((

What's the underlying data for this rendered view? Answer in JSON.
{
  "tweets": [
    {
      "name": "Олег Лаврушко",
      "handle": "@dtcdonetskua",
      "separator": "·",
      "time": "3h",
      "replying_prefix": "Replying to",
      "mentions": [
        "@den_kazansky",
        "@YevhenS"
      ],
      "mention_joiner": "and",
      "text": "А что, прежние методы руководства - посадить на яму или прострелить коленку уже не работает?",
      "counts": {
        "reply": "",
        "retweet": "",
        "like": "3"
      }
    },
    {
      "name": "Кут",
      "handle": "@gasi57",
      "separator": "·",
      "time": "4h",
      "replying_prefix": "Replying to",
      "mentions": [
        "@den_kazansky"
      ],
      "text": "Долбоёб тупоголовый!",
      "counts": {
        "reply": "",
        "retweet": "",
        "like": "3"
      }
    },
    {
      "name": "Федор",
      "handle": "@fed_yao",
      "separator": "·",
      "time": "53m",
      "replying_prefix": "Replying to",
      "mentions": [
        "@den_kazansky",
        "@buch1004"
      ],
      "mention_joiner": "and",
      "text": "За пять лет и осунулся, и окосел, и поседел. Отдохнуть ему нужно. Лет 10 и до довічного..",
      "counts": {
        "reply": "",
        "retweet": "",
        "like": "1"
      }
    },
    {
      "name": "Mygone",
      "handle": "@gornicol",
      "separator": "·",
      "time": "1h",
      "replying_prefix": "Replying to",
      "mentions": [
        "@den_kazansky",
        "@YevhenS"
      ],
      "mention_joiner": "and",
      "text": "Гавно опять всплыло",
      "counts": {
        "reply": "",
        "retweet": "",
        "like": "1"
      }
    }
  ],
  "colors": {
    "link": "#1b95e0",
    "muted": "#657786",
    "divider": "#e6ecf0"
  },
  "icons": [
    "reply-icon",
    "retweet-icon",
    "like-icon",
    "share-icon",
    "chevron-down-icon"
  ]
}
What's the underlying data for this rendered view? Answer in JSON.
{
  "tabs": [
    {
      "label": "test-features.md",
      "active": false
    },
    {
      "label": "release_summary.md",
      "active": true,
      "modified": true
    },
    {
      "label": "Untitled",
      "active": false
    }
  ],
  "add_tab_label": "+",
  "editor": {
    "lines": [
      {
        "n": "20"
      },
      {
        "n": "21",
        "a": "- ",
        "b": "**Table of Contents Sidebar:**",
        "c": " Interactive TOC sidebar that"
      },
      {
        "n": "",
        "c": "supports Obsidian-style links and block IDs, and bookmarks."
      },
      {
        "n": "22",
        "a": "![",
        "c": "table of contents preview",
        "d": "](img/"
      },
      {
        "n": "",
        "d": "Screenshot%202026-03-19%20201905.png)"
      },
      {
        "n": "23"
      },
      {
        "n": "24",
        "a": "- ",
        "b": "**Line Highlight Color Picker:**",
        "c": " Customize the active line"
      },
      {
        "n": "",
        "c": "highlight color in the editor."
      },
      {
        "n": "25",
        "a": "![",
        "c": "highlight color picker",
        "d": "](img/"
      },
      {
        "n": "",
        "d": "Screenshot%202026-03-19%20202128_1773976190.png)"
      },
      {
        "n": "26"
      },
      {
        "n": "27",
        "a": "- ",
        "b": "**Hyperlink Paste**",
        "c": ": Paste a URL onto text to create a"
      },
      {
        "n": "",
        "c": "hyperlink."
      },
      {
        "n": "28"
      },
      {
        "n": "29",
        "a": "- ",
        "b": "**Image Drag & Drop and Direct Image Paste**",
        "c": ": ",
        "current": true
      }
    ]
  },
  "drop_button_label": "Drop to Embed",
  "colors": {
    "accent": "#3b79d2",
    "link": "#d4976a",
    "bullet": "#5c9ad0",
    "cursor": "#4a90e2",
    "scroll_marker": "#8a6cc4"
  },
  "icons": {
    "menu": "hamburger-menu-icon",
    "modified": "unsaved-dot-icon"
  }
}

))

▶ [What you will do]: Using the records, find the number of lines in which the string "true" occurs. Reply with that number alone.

▶ [Solved exercise]: 3